'''

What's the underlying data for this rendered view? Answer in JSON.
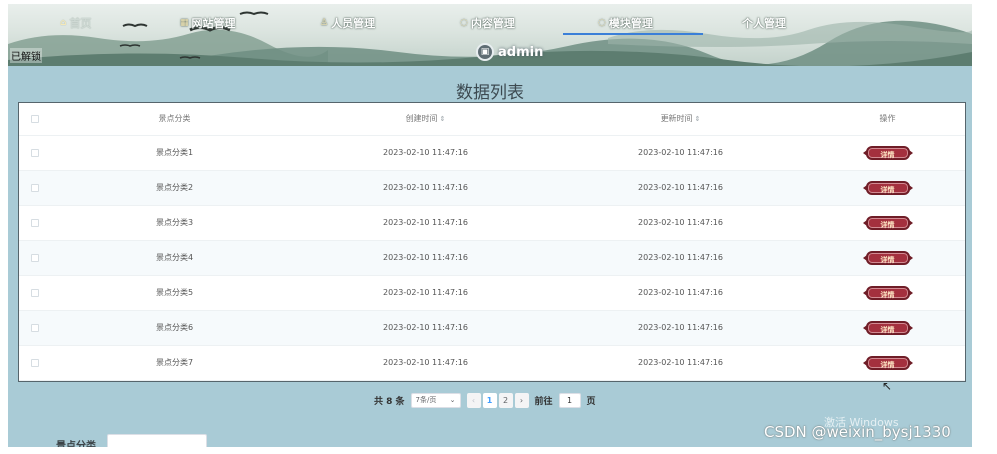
{
  "nav": {
    "items": [
      {
        "label": "首页",
        "icon": "home-icon"
      },
      {
        "label": "网站管理",
        "icon": "grid-icon"
      },
      {
        "label": "人员管理",
        "icon": "user-icon"
      },
      {
        "label": "内容管理",
        "icon": "content-icon"
      },
      {
        "label": "模块管理",
        "icon": "module-icon"
      },
      {
        "label": "个人管理",
        "icon": ""
      }
    ],
    "active_index": 4
  },
  "header": {
    "status_text": "已解锁",
    "username": "admin"
  },
  "main": {
    "title": "数据列表",
    "columns": {
      "category": "景点分类",
      "created": "创建时间",
      "updated": "更新时间",
      "actions": "操作"
    },
    "rows": [
      {
        "category": "景点分类1",
        "created": "2023-02-10 11:47:16",
        "updated": "2023-02-10 11:47:16",
        "action": "详情"
      },
      {
        "category": "景点分类2",
        "created": "2023-02-10 11:47:16",
        "updated": "2023-02-10 11:47:16",
        "action": "详情"
      },
      {
        "category": "景点分类3",
        "created": "2023-02-10 11:47:16",
        "updated": "2023-02-10 11:47:16",
        "action": "详情"
      },
      {
        "category": "景点分类4",
        "created": "2023-02-10 11:47:16",
        "updated": "2023-02-10 11:47:16",
        "action": "详情"
      },
      {
        "category": "景点分类5",
        "created": "2023-02-10 11:47:16",
        "updated": "2023-02-10 11:47:16",
        "action": "详情"
      },
      {
        "category": "景点分类6",
        "created": "2023-02-10 11:47:16",
        "updated": "2023-02-10 11:47:16",
        "action": "详情"
      },
      {
        "category": "景点分类7",
        "created": "2023-02-10 11:47:16",
        "updated": "2023-02-10 11:47:16",
        "action": "详情"
      }
    ]
  },
  "pagination": {
    "total": "共 8 条",
    "page_size": "7条/页",
    "pages": [
      "1",
      "2"
    ],
    "current_page": "1",
    "goto_label": "前往",
    "goto_value": "1",
    "page_suffix": "页"
  },
  "search": {
    "label": "景点分类"
  },
  "watermarks": {
    "activation": "激活 Windows",
    "csdn": "CSDN @weixin_bysj1330"
  },
  "colors": {
    "accent": "#3b7fd8",
    "detail_button": "#a4303e",
    "background": "#a9cbd6"
  }
}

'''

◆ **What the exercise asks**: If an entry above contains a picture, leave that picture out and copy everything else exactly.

◆ **Result of the exercise**:
What's the underlying data for this rendered view? Answer in JSON.
{
  "nav": {
    "items": [
      {
        "label": "首页",
        "icon": "home-icon"
      },
      {
        "label": "网站管理",
        "icon": "grid-icon"
      },
      {
        "label": "人员管理",
        "icon": "user-icon"
      },
      {
        "label": "内容管理",
        "icon": "content-icon"
      },
      {
        "label": "模块管理",
        "icon": "module-icon"
      },
      {
        "label": "个人管理",
        "icon": ""
      }
    ],
    "active_index": 4
  },
  "header": {
    "status_text": "已解锁",
    "username": "admin"
  },
  "main": {
    "title": "数据列表",
    "columns": {
      "category": "景点分类",
      "created": "创建时间",
      "updated": "更新时间",
      "actions": "操作"
    },
    "rows": [
      {
        "category": "景点分类1",
        "created": "2023-02-10 11:47:16",
        "updated": "2023-02-10 11:47:16",
        "action": "详情"
      },
      {
        "category": "景点分类2",
        "created": "2023-02-10 11:47:16",
        "updated": "2023-02-10 11:47:16",
        "action": "详情"
      },
      {
        "category": "景点分类3",
        "created": "2023-02-10 11:47:16",
        "updated": "2023-02-10 11:47:16",
        "action": "详情"
      },
      {
        "category": "景点分类4",
        "created": "2023-02-10 11:47:16",
        "updated": "2023-02-10 11:47:16",
        "action": "详情"
      },
      {
        "category": "景点分类5",
        "created": "2023-02-10 11:47:16",
        "updated": "2023-02-10 11:47:16",
        "action": "详情"
      },
      {
        "category": "景点分类6",
        "created": "2023-02-10 11:47:16",
        "updated": "2023-02-10 11:47:16",
        "action": "详情"
      },
      {
        "category": "景点分类7",
        "created": "2023-02-10 11:47:16",
        "updated": "2023-02-10 11:47:16",
        "action": "详情"
      }
    ]
  },
  "pagination": {
    "total": "共 8 条",
    "page_size": "7条/页",
    "pages": [
      "1",
      "2"
    ],
    "current_page": "1",
    "goto_label": "前往",
    "goto_value": "1",
    "page_suffix": "页"
  },
  "search": {
    "label": "景点分类"
  },
  "watermarks": {
    "activation": "激活 Windows",
    "csdn": "CSDN @weixin_bysj1330"
  },
  "colors": {
    "accent": "#3b7fd8",
    "detail_button": "#a4303e",
    "background": "#a9cbd6"
  }
}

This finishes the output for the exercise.